But the former director, before his swift, ignoble decline, had been a renowned psychoanalyst, and while his replacement possesses an MD and Ph.D., he’s shown little interest in resuming my therapeutic sessions. Even now, his concerns seem more interrogative than analytical.
On his desk lies my folder, yellowed and dog-eared, but thick with notes. I recognize the former director’s handwriting.
“What did you two discuss,” he asks, “other than your TV and theatrical career?”
Then my more personal information has been expunged, as promised.
“Not much,” I tell him, hoping he’d believe me.
“So your love affairs then, and hobnobbing with the rich and famous?” He drums his pencil against the folder and then opens it, seemingly at random.
“Celebrity gossip never interested him. He didn’t even watch my TV show. But whenever he visited the city, he’d attend one of my plays.”
“You mean those produced after your show’s cancellation. I also saw a play of yours. I found it dull, worse, incomprehensible. Actually, it made me angry. What were you trying to prove, staging such rubbish?”
His face reddens. He pushes aside the folder and rises from his chair. “You must have been desperate for work, which explains your misjudgment—”
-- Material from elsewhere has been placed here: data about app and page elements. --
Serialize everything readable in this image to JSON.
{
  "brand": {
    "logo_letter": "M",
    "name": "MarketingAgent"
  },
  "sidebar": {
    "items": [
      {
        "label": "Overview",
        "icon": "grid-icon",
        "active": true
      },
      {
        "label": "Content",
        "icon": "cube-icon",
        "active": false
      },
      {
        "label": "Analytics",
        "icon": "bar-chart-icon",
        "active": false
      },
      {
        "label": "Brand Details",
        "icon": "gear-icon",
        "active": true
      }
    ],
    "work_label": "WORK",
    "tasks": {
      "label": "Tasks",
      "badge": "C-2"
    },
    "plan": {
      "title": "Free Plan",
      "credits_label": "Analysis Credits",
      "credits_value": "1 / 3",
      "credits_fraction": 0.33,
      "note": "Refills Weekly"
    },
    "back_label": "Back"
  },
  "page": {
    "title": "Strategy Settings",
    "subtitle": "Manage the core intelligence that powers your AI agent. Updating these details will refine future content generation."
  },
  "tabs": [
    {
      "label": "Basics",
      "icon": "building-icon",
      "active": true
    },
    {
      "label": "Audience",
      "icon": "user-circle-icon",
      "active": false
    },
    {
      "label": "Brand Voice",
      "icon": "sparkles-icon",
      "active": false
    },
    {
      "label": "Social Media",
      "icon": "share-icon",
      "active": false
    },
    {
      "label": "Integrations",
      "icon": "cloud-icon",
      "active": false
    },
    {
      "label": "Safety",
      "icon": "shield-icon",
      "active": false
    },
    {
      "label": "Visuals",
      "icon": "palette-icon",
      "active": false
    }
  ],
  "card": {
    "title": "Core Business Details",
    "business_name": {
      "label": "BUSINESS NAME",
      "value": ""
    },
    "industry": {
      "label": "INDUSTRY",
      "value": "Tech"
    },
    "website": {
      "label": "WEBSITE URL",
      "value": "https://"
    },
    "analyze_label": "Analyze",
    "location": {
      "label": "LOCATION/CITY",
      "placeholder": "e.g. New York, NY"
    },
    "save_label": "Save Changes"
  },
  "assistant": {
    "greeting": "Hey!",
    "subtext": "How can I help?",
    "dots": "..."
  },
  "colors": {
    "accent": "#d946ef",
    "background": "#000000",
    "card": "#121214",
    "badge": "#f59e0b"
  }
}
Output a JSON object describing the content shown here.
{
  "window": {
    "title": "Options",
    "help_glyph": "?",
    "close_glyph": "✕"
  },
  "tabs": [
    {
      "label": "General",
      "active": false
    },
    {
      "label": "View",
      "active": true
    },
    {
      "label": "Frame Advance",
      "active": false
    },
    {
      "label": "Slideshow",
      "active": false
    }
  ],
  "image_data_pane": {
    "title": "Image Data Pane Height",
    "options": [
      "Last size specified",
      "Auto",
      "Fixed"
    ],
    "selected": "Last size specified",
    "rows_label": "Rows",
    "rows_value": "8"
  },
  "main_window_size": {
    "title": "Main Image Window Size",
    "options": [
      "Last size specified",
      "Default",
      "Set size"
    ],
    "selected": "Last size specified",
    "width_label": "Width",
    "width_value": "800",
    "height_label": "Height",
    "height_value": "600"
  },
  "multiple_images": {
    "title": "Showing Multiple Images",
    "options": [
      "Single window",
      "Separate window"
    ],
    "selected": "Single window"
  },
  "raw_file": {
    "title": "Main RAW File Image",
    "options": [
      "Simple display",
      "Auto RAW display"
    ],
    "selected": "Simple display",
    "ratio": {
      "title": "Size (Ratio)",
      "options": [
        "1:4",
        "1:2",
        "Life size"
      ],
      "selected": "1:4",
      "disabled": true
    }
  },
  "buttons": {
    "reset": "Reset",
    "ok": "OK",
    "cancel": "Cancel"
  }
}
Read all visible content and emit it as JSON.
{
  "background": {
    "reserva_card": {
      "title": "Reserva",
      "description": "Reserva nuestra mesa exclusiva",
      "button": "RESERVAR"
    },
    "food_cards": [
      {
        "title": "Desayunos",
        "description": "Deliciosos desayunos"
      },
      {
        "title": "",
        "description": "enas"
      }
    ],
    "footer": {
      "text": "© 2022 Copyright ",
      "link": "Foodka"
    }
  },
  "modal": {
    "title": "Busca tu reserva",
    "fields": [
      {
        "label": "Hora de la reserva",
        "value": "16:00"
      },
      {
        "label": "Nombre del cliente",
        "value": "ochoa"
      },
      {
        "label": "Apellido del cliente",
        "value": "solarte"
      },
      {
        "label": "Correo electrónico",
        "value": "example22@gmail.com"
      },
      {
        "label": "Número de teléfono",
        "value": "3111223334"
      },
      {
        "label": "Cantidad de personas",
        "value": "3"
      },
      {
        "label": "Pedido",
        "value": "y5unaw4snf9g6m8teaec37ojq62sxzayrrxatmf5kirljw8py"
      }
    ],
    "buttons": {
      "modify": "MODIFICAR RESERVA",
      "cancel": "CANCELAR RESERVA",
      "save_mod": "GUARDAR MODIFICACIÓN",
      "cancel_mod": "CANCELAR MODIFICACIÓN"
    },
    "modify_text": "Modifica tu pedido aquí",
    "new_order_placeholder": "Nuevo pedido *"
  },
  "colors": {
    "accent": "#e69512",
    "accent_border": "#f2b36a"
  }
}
He continues in that vein. Eventually, he dismisses me, saying nothing about the expected guests and my role in their visit.
I no longer stay in the dormitory, unable to abide any more the emptiness and quiet. Instead, I move to a shack closer to the chain-link fence. The nurse still wheels her patient to the same spot every sunrise, and the tractor revs into life a few minutes later. The noise and company comfort me.
I haven’t told the director, who doubtless knows of my move and hasn’t objected. Neither has he again summoned me to his office.
I ponder when the visitors will arrive and what that portends.
My immediate effects are meager, a footlocker’s worth—a few toiletries, worn clothes, old books and magazines I salvaged from the fire. Journal and diary. My other possessions, which I brought with me to the Institute and Sanitarium, remain in storage. They’re mostly keepsakes and mementos: my father’s army discharge papers, my mother’s wedding and engagement rings, also my birth certificate, passport, and university diploma.
My fan letters, theater notices, trophies, awards, my scrapbooks, souvenirs, and so forth, are gone, though the director assured me they survived the fire, but won’t grant me access to them. He insists they’re not lost, merely misplaced.
“Do you know,” he said, “how many patients we’ve had over the years? And so many possessions still in storage, even of patients who’ve long died. No one wants their effects, not the heirs, not the state—”
I dismantle the bunk bed and drag the bottom half to the shed. I scavenge the Sanitarium’s ruins for curtains, linen, rugs, a table and chair. Dishes and cutlery. Potbelly stove. A transistor radio, its batteries not quite dead . . . .